The plus side is that people can be published without having to suffer the mind-boggling ponderous process of going through agents and publishers. Even the most successful authors like J K Rowling and Joanne Harris had to wait an inordinate length of time waiting on the whims of their publishers to be able to move forward. Success is now more in the hands of the consumer and I must say that I feel that is how it should be!
While I praise Anna, Oli and all at CN I have some doubts regarding the concept of a ‘Golden Age for Authors’. Certainly more works are appearing in print than formally was the case, present financial restraints apart that is, but that does not necessarily mean recognition for authors, merely that more books by more authors are printed…or seen in electronic format.
Without the screening of an agent or publisher who decides what is worthy of publication and what is not? It is all very well assuming that a site such as CN gives agents an opportunity to see what new authors are writing but they are unlikely to read much simply because the works appear on the site listings. They have their own ‘slush pile’ and will not be over enthusiastic to look at what they know will contain much more of the same.

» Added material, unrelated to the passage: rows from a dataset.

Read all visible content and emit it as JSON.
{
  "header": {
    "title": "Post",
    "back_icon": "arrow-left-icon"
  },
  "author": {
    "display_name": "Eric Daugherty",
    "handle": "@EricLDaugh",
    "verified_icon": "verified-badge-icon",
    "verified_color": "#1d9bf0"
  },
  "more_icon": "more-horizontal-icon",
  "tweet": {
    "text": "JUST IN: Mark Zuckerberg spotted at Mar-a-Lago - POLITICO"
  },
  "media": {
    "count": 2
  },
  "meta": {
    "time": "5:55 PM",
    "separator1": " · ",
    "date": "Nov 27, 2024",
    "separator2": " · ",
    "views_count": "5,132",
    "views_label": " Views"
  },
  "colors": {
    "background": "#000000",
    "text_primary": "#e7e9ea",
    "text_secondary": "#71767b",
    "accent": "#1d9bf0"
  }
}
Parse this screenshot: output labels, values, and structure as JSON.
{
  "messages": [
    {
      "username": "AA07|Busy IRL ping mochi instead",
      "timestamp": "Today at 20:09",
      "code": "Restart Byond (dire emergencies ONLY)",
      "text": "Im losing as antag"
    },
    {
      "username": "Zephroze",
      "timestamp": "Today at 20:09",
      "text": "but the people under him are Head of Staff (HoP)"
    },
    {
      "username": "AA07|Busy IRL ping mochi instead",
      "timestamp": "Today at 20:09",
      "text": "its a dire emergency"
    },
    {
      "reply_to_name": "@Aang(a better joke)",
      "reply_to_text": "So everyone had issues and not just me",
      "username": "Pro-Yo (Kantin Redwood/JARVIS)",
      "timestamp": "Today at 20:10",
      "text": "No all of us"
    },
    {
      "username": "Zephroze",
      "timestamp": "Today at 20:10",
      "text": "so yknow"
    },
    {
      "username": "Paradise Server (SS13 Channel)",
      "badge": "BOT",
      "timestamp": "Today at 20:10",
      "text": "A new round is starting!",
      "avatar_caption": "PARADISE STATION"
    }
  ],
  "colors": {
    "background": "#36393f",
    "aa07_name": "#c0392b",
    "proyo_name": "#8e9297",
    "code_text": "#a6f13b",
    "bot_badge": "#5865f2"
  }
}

It is this lack of quality control that will be a major problem for those with works that are worthwhile, self published books will, by the professionals, generally be viewed as all of a similar quality until proven otherwise and that quality will be deemed as not very high…
Some mode of grading is required to ensure that only the works that are of a sufficiently high quality will be displayed on selected pages and this will then mean agents and publishers will at least have a selection of works to browse that are of a sufficiently high standard.
Currently it is too easy to get into print, simply, in effect, print your manuscript, good bad or indifferent…and who is to know the difference until the work is examined? What agent is going to spend time trawling through lists of ‘possible’ quality works when many are not of a suitable quality?
If this problem can be addressed then this self publishing exercise will turn into a fast track to success for many but until it does I foresee little change except even more books getting into print that require much editing and which will not be taken up by agents or publishers simply because the standard is not sufficiently high.
While I am fully in favour of people having their work in a book format in their hands, yes, it is good feeling, there does need to be some sort of selection process that does not currently exist. I have yet to see any signs of this problem being addressed and to be frank I don’t know how it could be achieved across the industry without an extension of the tradition system.
It is a Golden Age if you accept that marketing your book is about marketing yourself – my advice is to have something you can upsell which goes with your book and to see your book as a glorified business card – this works for fiction and non-fiction by the way.
It’s not about numbers of books sold or royalties, it’s about the connections the book makes and the doors it opens.
My first book ended up with me having a new career and I gave all the money to charity !!
Hi Harry – I started Live Ink to address exactly the problem you raise. We are the middle road. Why not pop on over and see what we’re about? We’re calling for submissions now www.liveinkbooks.co.uk